SAMRC’s Burden of Disease Research Unit latest report on South Africa’s leading causes of disease and death report, which was recently published, found that South Africa has high rates of mortality and morbidity which are underpinned by the occurrence of risk factors related to lifestyle, social behaviours and the environment.
SAMRC’s unit director, Professor Debbie Bradshaw says although unsafe sex and interpersonal violence remain high on South Africa’s risk profile, key results from the study suggest that non-communicable diseases combined are at an all-time high and are highly likely to overtake unsafe sex and interpersonal violence.
“Most of our work has looked at what are the medical causes of disease and death, and we wanted to take a step further to understand what are the risk factors that can be changed that are driving the disease and premature mortality in the country.
“Things like interpersonal violence, unsafe sex and high blood pressure those risks factors causes a lot of death and which we do consider that it can be prevented,” she said.
Bradshaw said one of the limitations in the study they have conducted is historical and depicts the trends on these risk factors and they saw that by 2012 unsafe was by far the most important risk factor that needs to be addressed to reduce the burden of disease.
“Unsafe sex dominates South Africa’s risk factor profile and accounts for the largest proportion (27%) of the 20.6 million disability adjusted life years were lost in 2012,”

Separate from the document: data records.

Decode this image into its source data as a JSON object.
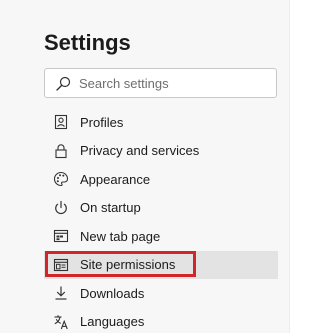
{
  "settings": {
    "title": "Settings",
    "search": {
      "placeholder": "Search settings",
      "value": ""
    },
    "nav": [
      {
        "label": "Profiles",
        "icon": "profile-icon",
        "selected": false
      },
      {
        "label": "Privacy and services",
        "icon": "lock-icon",
        "selected": false
      },
      {
        "label": "Appearance",
        "icon": "palette-icon",
        "selected": false
      },
      {
        "label": "On startup",
        "icon": "power-icon",
        "selected": false
      },
      {
        "label": "New tab page",
        "icon": "new-tab-icon",
        "selected": false
      },
      {
        "label": "Site permissions",
        "icon": "site-permissions-icon",
        "selected": true
      },
      {
        "label": "Downloads",
        "icon": "download-icon",
        "selected": false
      },
      {
        "label": "Languages",
        "icon": "languages-icon",
        "selected": false
      }
    ]
  },
  "colors": {
    "panel_bg": "#f7f7f7",
    "selected_bg": "#e3e3e3",
    "highlight_border": "#d0262a",
    "text": "#1b1b1b"
  }
}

“We do believe that by 2020 and after Covid that unsafe sex has probably become less dominant but it's still a leading risk factor but the data beyond our studies suggests that it is leading risk factor of similar of magnitude,” she said.
She also added that the Covid-19 period has probably accelerated the cardiovascular risk factors of weight, high blood pressure and diabetes.

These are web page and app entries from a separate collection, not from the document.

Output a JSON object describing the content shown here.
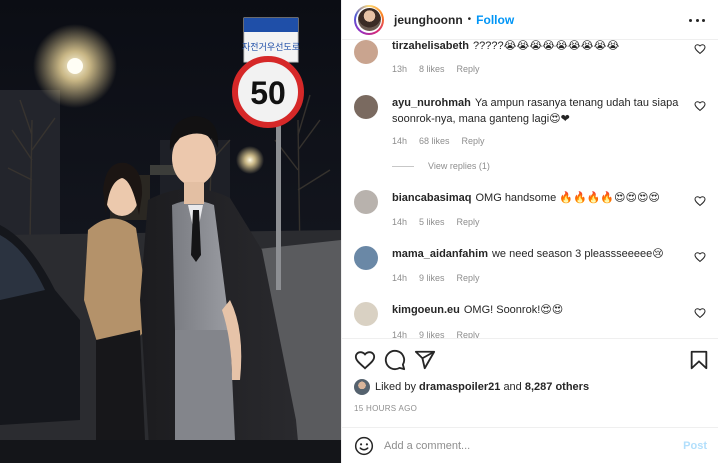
{
  "post": {
    "username": "jeunghoonn",
    "follow_label": "Follow",
    "dot": "•"
  },
  "sign": {
    "speed_limit": "50",
    "korean_text": "자전거우선도로"
  },
  "comments": [
    {
      "user": "tirzahelisabeth",
      "text": "?????😭😭😭😭😭😭😭😭😭",
      "time": "13h",
      "likes": "8 likes",
      "reply": "Reply",
      "avatar_color": "#c9a48f"
    },
    {
      "user": "ayu_nurohmah",
      "text": "Ya ampun rasanya tenang udah tau siapa soonrok-nya, mana ganteng lagi😍❤",
      "time": "14h",
      "likes": "68 likes",
      "reply": "Reply",
      "avatar_color": "#7a6a60"
    },
    {
      "user": "biancabasimaq",
      "text": "OMG handsome 🔥🔥🔥🔥😍😍😍😍",
      "time": "14h",
      "likes": "5 likes",
      "reply": "Reply",
      "avatar_color": "#b8b2ad"
    },
    {
      "user": "mama_aidanfahim",
      "text": "we need season 3 pleassseeeee😢",
      "time": "14h",
      "likes": "9 likes",
      "reply": "Reply",
      "avatar_color": "#6a88a6"
    },
    {
      "user": "kimgoeun.eu",
      "text": "OMG! Soonrok!😍😍",
      "time": "14h",
      "likes": "9 likes",
      "reply": "Reply",
      "avatar_color": "#d9d1c3"
    }
  ],
  "view_replies": "View replies (1)",
  "likes": {
    "prefix": "Liked by ",
    "user": "dramaspoiler21",
    "middle": " and ",
    "count": "8,287 others"
  },
  "timestamp": "15 HOURS AGO",
  "add_comment": {
    "placeholder": "Add a comment...",
    "post_label": "Post"
  },
  "colors": {
    "accent": "#0095f6",
    "muted": "#8e8e8e",
    "post_disabled": "#b2dffc"
  },
  "icons": [
    "heart-icon",
    "comment-icon",
    "share-icon",
    "bookmark-icon",
    "emoji-icon",
    "more-icon"
  ]
}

Bradshaw said that there has been a massive increase in the use of condoms but infections continue to spread throughout the country.
“Condom use is very important.
“If we get rid of unsafe sex, we will see the number of people being infected with HIV and STIs being reduced.
“The extent of the burden was really profound and its declining but we are still having it as risk factor and there is a room for reminding people to know their status, they should protect especially if they have multiple partners,” she said.
She further stated that in this study they also noted a shift where females are involved in heavy drinking and males are engaging in binge drinking during the weekends.
“These patterns are alarming because alcohol abuse can lead to unsafe sex, which may lead to the transmission of HIV and STIs,” she said.